(Work instruction)
The entries below must be reproduced exactly; their pictures are not part of the copy.
★ ★ ★
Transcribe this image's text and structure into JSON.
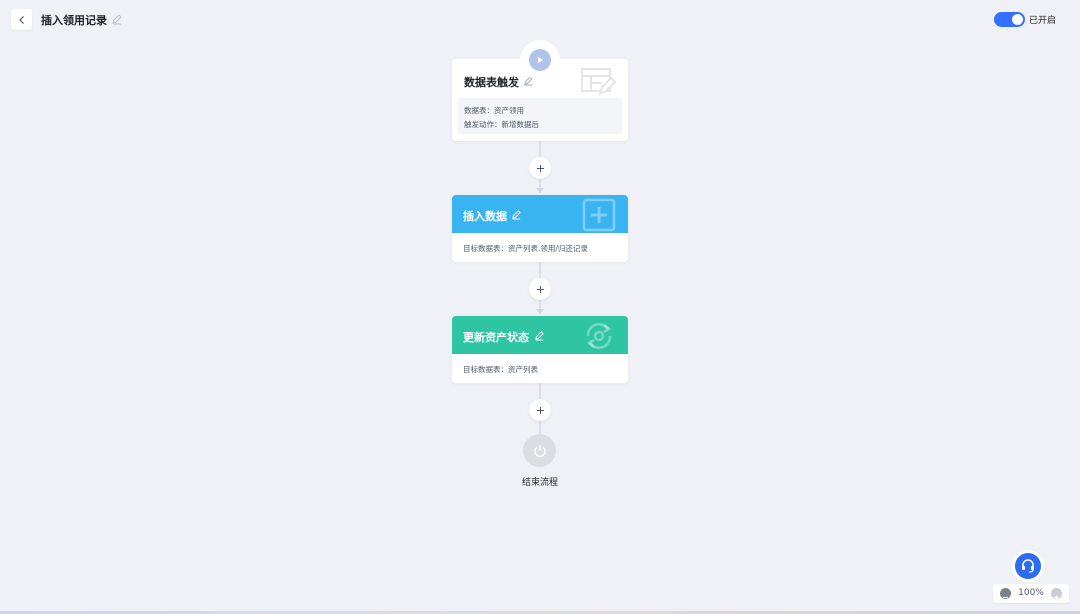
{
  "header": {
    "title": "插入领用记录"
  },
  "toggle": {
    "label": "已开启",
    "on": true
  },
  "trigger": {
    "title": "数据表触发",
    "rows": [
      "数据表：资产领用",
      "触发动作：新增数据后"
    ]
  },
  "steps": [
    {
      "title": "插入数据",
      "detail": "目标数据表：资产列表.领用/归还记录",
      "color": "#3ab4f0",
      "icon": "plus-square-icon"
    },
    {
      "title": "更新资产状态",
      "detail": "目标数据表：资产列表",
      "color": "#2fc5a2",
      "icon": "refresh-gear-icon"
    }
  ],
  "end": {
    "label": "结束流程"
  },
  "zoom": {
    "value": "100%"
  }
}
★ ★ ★
(Exercise answer)
Transcribe this image's text and structure into JSON.
{
  "header": {
    "title": "插入领用记录"
  },
  "toggle": {
    "label": "已开启",
    "on": true
  },
  "trigger": {
    "title": "数据表触发",
    "rows": [
      "数据表：资产领用",
      "触发动作：新增数据后"
    ]
  },
  "steps": [
    {
      "title": "插入数据",
      "detail": "目标数据表：资产列表.领用/归还记录",
      "color": "#3ab4f0",
      "icon": "plus-square-icon"
    },
    {
      "title": "更新资产状态",
      "detail": "目标数据表：资产列表",
      "color": "#2fc5a2",
      "icon": "refresh-gear-icon"
    }
  ],
  "end": {
    "label": "结束流程"
  },
  "zoom": {
    "value": "100%"
  }
}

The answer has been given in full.